Political parties that have been in government for a long time and then find themselves in opposition having lost a general election face the difficult task of trying to reorganise themselves for the next electoral battle.

Most leaders of the major political party that suddenly finds itself in opposition usually put on a brave face and tell the citizens that the party is ready to be swept back into office at the next election.

The historical reality, of course, is that few Australian governments have been one-term administrations.

This applies to federal and state politics. To find the last administration that lasted only one term, one has to go back to 1931 when Jim Scullin’s factionalised Federal Labor Government was defeated amidst the onset of the Great Depression.

History, and the opinion polls, indicate that Malcolm Turnbull won’t be the prime minister after the next election. He probably won’t be the opposition leader much longer after that, either.
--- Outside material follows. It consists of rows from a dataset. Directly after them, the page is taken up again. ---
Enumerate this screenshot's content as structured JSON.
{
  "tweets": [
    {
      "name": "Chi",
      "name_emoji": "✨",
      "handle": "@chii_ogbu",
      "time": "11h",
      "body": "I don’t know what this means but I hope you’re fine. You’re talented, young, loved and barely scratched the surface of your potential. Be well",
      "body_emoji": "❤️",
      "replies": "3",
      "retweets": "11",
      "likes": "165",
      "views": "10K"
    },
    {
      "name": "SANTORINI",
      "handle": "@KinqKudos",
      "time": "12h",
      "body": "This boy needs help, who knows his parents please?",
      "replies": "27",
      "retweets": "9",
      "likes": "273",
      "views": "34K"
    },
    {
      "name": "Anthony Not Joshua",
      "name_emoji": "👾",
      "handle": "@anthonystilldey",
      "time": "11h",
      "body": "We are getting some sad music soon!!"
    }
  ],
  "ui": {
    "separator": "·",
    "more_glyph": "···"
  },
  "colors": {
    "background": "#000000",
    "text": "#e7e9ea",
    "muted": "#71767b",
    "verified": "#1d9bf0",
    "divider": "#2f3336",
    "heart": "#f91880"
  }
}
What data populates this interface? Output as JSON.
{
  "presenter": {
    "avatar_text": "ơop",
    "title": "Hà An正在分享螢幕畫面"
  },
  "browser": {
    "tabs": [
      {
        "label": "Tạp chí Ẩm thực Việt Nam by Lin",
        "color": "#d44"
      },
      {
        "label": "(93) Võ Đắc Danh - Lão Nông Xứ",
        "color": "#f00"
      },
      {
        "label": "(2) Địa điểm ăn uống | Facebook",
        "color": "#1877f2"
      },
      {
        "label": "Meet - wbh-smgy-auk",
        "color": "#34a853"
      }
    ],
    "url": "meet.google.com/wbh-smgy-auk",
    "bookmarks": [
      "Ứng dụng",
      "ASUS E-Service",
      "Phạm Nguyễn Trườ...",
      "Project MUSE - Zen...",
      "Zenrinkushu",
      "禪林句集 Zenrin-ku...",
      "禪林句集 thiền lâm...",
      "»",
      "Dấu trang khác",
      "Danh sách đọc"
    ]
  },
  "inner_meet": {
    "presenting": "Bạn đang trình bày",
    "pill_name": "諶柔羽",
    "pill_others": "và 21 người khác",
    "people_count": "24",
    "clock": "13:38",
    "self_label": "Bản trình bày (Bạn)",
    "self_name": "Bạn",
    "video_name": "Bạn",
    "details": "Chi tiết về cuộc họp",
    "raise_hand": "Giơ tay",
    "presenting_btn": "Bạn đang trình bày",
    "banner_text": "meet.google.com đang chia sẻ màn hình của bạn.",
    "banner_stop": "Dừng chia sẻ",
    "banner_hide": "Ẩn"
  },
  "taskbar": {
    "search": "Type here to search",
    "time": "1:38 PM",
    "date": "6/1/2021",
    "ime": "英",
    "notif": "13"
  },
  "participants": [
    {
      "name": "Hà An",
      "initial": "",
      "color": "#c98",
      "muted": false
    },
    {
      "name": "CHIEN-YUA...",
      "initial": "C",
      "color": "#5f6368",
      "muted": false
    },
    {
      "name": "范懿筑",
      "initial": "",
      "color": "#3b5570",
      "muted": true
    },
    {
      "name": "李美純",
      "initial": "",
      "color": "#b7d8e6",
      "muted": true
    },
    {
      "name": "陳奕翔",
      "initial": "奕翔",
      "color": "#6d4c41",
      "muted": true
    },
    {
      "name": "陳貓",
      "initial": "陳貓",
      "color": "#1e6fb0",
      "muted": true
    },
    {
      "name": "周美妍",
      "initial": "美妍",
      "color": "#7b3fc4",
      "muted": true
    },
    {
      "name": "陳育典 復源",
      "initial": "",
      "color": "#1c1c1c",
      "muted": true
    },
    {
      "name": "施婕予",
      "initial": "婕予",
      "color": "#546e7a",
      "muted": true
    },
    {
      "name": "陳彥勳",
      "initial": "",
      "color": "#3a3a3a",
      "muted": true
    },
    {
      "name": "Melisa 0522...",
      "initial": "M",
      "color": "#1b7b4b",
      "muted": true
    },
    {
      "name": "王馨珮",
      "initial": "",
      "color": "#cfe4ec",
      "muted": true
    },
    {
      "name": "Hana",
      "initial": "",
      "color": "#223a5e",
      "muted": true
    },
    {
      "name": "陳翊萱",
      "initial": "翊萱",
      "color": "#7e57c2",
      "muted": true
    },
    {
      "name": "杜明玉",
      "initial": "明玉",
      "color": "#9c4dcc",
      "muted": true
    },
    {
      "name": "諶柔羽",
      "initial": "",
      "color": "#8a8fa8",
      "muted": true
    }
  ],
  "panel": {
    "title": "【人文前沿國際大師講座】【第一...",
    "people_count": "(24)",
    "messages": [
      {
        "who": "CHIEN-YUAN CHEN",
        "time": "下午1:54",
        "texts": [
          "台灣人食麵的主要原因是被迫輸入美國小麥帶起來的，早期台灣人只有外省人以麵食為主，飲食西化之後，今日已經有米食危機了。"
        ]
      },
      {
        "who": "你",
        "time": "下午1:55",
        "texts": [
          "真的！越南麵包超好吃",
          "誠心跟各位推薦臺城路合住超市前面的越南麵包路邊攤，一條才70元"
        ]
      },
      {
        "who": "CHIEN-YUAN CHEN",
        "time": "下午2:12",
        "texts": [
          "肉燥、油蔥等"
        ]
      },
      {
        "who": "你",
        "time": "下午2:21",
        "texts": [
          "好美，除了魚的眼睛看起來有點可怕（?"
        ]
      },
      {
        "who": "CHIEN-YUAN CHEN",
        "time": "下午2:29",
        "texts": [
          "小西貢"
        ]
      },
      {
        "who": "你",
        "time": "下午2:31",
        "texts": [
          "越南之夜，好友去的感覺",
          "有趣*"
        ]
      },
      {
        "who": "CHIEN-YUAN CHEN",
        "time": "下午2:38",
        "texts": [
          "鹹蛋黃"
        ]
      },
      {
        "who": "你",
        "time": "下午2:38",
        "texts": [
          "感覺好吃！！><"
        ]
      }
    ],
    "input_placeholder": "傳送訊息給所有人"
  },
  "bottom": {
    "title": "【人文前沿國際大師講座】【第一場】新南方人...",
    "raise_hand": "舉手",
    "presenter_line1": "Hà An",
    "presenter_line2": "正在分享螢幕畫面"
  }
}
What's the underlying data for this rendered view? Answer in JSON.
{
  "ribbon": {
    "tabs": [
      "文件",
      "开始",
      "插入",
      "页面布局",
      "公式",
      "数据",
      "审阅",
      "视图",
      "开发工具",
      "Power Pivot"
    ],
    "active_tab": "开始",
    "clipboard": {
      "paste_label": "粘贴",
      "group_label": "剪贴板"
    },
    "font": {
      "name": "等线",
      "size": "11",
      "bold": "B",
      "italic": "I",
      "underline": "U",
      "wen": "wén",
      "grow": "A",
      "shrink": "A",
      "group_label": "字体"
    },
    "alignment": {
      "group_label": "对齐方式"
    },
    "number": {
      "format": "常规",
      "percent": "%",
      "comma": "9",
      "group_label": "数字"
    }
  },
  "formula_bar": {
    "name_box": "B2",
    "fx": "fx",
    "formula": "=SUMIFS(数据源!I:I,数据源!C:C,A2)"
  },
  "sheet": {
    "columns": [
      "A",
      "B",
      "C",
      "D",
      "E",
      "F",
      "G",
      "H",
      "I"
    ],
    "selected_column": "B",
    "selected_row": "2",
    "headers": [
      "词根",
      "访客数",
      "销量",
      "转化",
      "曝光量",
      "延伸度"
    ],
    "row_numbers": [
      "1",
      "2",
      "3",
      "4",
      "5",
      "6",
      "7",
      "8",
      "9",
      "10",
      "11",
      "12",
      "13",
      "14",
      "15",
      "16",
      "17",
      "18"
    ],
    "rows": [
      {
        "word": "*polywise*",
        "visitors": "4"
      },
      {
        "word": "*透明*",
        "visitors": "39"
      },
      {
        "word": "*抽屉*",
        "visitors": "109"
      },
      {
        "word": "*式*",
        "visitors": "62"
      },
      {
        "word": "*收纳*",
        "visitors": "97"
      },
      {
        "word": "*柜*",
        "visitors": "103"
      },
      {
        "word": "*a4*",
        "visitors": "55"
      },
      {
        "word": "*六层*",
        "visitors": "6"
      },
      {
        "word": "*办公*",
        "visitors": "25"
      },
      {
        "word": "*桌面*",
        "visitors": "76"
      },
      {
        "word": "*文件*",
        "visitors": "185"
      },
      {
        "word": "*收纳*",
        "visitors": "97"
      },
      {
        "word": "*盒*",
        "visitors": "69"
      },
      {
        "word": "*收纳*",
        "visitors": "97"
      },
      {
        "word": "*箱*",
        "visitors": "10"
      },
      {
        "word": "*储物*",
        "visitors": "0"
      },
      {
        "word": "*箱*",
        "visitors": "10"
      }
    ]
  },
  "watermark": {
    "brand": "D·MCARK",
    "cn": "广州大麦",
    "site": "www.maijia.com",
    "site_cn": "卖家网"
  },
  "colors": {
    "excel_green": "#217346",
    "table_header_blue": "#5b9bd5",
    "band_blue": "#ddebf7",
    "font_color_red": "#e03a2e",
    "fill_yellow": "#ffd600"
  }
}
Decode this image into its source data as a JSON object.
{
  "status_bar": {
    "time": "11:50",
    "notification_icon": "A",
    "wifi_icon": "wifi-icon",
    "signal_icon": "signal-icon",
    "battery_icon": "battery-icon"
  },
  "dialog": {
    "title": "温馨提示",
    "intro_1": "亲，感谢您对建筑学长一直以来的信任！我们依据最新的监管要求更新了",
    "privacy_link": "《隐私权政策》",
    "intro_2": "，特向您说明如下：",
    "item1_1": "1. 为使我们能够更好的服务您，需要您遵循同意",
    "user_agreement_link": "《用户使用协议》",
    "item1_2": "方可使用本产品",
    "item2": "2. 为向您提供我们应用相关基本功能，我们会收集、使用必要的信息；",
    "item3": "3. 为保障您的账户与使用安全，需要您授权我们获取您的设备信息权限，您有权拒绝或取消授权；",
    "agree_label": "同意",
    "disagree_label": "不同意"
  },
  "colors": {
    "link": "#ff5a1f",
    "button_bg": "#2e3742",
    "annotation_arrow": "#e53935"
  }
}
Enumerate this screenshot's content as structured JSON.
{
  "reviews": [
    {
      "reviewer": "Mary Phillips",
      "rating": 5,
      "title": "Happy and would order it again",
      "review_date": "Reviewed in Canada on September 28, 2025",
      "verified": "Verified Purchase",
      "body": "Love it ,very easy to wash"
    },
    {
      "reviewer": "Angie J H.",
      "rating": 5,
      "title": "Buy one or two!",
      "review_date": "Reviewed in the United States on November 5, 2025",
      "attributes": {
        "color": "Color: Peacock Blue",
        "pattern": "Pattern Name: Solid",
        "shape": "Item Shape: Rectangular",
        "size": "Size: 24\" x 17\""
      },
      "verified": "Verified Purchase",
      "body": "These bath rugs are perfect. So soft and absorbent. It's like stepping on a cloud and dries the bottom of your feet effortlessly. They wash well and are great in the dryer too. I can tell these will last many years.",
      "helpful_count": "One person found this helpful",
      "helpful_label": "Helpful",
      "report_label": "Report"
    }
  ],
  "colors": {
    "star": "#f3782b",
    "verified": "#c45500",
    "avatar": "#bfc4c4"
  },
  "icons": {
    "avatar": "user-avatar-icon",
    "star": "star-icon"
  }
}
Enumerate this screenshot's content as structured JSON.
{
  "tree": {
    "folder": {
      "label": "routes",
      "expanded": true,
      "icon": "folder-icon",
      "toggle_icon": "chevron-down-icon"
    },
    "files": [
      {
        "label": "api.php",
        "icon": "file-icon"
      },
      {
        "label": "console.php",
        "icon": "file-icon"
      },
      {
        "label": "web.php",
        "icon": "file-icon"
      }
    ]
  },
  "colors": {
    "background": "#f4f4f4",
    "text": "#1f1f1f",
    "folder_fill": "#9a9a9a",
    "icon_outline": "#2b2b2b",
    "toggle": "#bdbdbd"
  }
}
This means that one of the tasks the Liberal party will have to undertake over the next three years will be the re-building of its parliamentary wing. As part of this process, the party’s various state divisions will have to decide what they intend to do about the type of candidate they will put up in the very safest Liberal seats.

Interestingly, the Victorian Liberal party has already led the way in this process thanks to the decision of some senior MPs to retire and make way for the next generation of Liberal parliamentarians.

By the same token, the Western Australian division appears to be totally resistant to the idea, and appear to intend to recycle such long-serving MPs as Wilson Tuckey.

In the defence of her state division, Western Australian Liberal Julie Bishop makes the reasonable point that a case can be made for keeping a critical mass of senior MPs who can provide advice and insights based on experience, and act to mentor younger parliamentarians.

The problem here is that it would appear that the electorate seems to rather like the idea of their major political parties undertaking a rejuvenation not only of the party room as a whole, but also the leadership.

This is the lesson that emanates from the way electors have responded to the major parties in state politics.

In light of this, news that long-serving Liberal front-bencher Tony Abbott may be contemplating a run for the leadership in the event of Mr Turnbull failing at the next election is very interesting.

The elevation of Abbott to the leadership would be a retrograde step for two reasons.

First, Abbott is too closely identified with the John Howard leadership, and while there are plenty of Liberal partisans still romanticising the Howard years, the 2007 federal election result indicated that the majority of Australian voters had had enough of Howard and his politics.

Second, Abbott’s social conservatism is not only out of step with the community, it is out of step with his own party.

All through the Howard years Abbott made one failed attempt after another to impose the social conservative agenda on the Australian people.

This included failed attempts at stopping Medicare funding for abortions, banning stem-cell research, and banning the reproductive control medication RU 486.

In each of these instances Abbott seriously alienated moderates within his own party room. Abbott is not the answer for the Liberal party.

Indeed, if Abbott were really interested in doing something for the Liberal party he would take the lead of Peter Costello and Petro Georgiou and retire from national politics.

That way, the Liberal party in New South Wales could join the Victorian division in undertaking the important ask of rejuvenating the Liberal party in order to make it a more viable adversary to the Rudd-led Labor party in three or four years time.

Dr Economou is a senior lecturer in Politics at Monash University.